═════ Supplied data

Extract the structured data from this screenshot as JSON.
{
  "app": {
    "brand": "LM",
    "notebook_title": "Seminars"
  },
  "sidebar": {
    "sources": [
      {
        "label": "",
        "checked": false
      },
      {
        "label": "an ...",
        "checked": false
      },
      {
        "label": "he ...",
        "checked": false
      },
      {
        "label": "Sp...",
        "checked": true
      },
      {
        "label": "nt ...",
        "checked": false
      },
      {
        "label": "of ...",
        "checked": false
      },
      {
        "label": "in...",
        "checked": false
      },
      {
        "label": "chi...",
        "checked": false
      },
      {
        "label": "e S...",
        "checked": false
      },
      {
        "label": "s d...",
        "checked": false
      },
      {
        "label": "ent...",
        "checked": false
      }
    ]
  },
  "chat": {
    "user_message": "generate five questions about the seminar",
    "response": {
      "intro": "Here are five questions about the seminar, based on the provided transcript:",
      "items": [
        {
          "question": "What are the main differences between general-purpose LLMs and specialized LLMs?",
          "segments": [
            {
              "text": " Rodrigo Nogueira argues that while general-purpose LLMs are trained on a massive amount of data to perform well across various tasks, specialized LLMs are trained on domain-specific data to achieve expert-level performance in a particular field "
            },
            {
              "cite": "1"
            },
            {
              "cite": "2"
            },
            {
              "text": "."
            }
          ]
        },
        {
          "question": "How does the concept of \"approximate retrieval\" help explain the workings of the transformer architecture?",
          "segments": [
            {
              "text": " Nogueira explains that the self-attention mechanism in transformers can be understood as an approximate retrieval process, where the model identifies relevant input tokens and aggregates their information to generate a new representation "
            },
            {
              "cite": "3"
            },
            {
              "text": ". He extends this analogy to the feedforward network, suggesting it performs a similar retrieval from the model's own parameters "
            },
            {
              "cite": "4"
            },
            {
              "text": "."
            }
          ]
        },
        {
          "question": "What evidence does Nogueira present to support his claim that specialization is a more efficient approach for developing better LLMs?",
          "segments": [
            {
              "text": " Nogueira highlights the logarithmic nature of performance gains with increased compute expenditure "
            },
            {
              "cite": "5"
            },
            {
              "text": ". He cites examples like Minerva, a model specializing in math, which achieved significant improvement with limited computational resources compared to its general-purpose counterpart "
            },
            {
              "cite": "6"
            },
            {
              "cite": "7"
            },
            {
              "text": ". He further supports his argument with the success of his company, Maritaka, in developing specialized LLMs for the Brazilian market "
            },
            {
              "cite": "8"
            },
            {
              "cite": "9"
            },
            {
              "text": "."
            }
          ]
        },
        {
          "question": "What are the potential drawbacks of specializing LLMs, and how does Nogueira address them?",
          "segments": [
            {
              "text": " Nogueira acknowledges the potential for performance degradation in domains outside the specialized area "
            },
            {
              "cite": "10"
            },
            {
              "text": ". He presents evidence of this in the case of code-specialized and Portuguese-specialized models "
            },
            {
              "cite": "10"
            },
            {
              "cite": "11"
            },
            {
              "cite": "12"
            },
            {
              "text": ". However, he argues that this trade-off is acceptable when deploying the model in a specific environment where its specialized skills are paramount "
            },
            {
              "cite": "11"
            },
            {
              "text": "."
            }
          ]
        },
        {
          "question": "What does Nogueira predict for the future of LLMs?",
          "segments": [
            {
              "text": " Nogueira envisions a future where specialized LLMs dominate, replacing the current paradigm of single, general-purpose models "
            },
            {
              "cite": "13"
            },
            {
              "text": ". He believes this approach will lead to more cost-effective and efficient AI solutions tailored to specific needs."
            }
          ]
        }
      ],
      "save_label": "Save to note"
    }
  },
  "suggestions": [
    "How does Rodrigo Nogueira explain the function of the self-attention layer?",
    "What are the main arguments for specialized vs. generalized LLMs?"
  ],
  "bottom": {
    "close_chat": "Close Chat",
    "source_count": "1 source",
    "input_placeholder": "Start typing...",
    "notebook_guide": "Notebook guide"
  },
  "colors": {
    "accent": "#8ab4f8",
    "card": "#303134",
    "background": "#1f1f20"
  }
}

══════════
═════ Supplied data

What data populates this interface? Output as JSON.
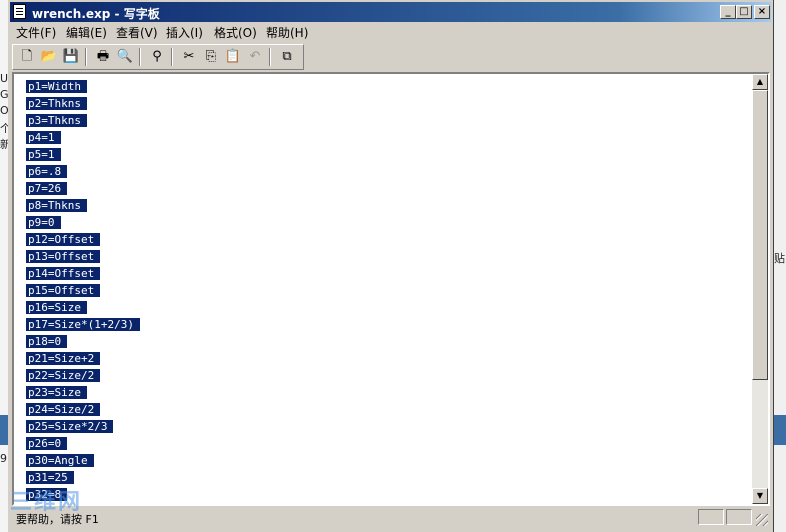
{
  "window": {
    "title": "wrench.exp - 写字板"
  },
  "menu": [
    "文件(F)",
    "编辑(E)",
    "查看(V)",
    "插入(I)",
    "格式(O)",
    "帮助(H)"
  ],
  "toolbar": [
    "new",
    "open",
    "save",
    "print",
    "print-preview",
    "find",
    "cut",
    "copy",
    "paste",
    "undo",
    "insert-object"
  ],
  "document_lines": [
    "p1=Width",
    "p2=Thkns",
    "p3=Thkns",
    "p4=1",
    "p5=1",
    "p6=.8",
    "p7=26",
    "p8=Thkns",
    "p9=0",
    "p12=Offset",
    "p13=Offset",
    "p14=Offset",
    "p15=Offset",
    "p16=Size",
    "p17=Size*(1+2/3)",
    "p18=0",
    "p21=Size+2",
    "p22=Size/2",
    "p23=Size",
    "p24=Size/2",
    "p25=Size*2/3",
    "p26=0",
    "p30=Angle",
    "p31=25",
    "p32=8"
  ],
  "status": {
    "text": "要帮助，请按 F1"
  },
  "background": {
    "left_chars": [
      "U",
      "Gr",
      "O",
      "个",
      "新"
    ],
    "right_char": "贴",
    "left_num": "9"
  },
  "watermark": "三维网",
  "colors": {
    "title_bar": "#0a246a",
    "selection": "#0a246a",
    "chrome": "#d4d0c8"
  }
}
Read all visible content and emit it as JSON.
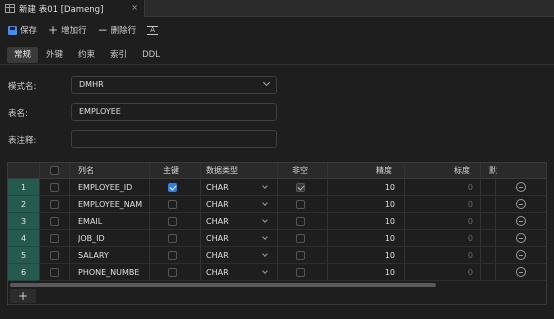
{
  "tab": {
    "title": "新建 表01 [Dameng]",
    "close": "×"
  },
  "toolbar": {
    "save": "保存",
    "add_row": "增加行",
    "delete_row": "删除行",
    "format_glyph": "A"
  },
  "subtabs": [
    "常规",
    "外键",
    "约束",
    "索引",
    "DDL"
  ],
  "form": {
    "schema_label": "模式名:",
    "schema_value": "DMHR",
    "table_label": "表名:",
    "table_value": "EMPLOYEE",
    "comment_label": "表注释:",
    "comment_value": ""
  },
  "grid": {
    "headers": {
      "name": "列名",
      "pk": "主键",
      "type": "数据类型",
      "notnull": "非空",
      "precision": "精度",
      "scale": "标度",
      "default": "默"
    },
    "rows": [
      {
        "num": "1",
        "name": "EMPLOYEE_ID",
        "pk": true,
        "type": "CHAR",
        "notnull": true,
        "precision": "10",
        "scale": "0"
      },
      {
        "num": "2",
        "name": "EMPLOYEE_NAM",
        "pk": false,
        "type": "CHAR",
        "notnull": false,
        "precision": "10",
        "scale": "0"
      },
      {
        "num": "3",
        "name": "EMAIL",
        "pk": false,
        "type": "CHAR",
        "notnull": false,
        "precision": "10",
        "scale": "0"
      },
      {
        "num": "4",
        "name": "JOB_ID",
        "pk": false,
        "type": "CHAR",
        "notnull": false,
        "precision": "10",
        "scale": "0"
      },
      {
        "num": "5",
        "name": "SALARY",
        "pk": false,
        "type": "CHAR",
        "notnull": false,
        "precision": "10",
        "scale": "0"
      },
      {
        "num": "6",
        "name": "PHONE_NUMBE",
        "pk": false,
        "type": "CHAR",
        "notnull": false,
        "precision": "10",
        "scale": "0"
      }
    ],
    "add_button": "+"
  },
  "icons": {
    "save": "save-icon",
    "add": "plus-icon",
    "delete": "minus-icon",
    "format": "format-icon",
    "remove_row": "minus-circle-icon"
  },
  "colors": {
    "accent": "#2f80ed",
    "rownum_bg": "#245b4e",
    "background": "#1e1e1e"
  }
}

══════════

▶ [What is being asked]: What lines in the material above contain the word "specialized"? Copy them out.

▶ [The answer]:
          "question": "What are the main differences between general-purpose LLMs and specialized LLMs?",
              "text": " Rodrigo Nogueira argues that while general-purpose LLMs are trained on a massive amount of data to perform well across various tasks, specialized LLMs are trained on domain-specific data to achieve expert-level performance in a particular field "
              "text": ". He further supports his argument with the success of his company, Maritaka, in developing specialized LLMs for the Brazilian market "
              "text": " Nogueira acknowledges the potential for performance degradation in domains outside the specialized area "
              "text": ". He presents evidence of this in the case of code-specialized and Portuguese-specialized models "
              "text": ". However, he argues that this trade-off is acceptable when deploying the model in a specific environment where its specialized skills are paramount "
              "text": " Nogueira envisions a future where specialized LLMs dominate, replacing the current paradigm of single, general-purpose models "
    "What are the main arguments for specialized vs. generalized LLMs?"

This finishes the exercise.